It is not surprising that Taiwan’s direct application for participation as an observer, even with U.S. and other contracting States’ support, would fail. On the one hand, in 2013 Taiwan joined the Assembly as a guest of the President (if not China); therefore, without ex ante negotiation, there is no reason why China, now the window of both the “one-China frame” and the ICAO, would allow Taiwan to join the event, especially with an “upgrade” of status. China’s strategy to make Taiwan dependent and subordinate is clear: be ONLY China’s guest, or not invited at all. On the other hand, the ICAO is closely related to the UN, so China will not risk any possibility that Taiwan can stand in any international forum as an independent sovereign-like entity, and accordingly make accepted practice.

In response to China’s strong attitude and the failure to take part in the ICAO Assembly, Taiwanese President Tsai Ing-wen replied firmly by reiterating that “we will not succumb to pressure from China.” Given that President Tsai is willing to let the relationship between Taiwan and China chill, it may mean that Taiwan has chosen the air of independence, without the oxygen mask pressed on by China. This decision will either be beneficial to Taiwan’s future participation in global events, or hazardous to those practices Taiwan has established during President Ma’s incumbency. For instance, will this affect the practice of Taiwan joining the World Health Assembly (WHA), an annual event held by World Health Organization in May, as an observer since 2009? Maybe so, since China declared that the reason Taiwan was able to participate in the 2016 WHA was because of its goodwill.

The ICAO incident is just the prelude. We see Taiwanese people made their decision in the 2016 presidential election, and we also see how the Communist Party of China reacted. That being said, we can expect that in the future, it is highly possible that China will keep craning over its “window,” being nosy about Taiwan’s every attempt to cross the “Chinese wall” and expose herself to the air of the global sky. At the moment, we still hope that there could be more goodwill coming from both sides of the Taiwan Strait.

 

This Day in International Law – October 30

On October 30, 1947, the General Agreement on Tariffs and Trade (GATT) was signed by 23 nations in Geneva. The Agreement contained tariff concessions and a set of rules designed to prevent the parties from subverting the agreement. At the time of its signing, it was the sole international instrument governing world trade.
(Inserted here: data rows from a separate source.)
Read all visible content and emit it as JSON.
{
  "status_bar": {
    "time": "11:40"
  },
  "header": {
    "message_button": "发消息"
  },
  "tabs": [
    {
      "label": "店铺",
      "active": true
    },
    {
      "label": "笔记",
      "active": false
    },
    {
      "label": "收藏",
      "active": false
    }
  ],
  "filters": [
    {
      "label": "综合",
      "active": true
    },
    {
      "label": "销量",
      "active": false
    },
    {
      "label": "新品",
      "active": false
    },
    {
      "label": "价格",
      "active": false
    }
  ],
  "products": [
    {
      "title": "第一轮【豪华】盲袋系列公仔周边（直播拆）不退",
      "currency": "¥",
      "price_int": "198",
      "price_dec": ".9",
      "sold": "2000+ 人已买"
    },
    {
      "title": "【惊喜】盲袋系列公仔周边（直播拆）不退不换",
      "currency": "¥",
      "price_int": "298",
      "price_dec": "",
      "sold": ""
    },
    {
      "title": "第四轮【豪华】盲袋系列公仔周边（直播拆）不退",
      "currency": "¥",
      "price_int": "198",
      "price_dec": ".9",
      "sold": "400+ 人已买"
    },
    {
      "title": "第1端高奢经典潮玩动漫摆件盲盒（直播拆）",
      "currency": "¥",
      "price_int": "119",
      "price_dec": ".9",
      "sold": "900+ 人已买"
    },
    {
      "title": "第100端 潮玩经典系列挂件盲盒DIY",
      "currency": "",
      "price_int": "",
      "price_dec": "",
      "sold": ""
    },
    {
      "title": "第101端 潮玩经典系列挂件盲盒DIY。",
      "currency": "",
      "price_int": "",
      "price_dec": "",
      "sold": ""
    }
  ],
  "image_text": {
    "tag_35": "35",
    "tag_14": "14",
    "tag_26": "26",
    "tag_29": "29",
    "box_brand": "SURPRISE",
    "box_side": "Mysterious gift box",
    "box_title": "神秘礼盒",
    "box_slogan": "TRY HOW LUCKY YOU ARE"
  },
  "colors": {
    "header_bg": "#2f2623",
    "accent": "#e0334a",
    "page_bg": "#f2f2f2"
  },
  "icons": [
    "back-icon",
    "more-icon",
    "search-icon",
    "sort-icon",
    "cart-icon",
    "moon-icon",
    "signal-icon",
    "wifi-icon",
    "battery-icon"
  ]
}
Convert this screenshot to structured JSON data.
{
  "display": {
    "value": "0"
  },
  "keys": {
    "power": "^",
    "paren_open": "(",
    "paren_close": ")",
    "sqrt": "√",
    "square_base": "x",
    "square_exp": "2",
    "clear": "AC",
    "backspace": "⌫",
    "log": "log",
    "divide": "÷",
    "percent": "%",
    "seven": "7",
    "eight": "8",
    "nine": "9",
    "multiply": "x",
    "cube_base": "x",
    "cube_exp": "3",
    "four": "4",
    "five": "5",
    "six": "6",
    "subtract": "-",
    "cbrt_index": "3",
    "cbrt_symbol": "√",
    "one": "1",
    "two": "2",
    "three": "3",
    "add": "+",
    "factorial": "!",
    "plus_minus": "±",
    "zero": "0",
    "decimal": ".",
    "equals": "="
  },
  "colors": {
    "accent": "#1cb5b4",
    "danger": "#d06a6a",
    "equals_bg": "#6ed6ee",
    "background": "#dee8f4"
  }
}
Ironically, the GATT came about as a by-product of the failure of a larger coalition of nations to agree on a charter for the International Trade Organization (ITO). The ITO represented the grand vision of the UN Economic and Social Council following the end of World War II. Its founding charter was signed by 53 nations, but never ratified, so it never came into effect. But while the larger group of nations failed to ratify the provisions of the ITO, a smaller group implemented the GATT among themselves as an interim measure.

The GATT ultimately proved to have much better longevity than the ITO and it remained in effect until 1994, when it was updated by the GATT 1994. Most notably this update included the agreement that created the World Trade Organization (WTO), which subsequently replaced the GATT in regulating international trade.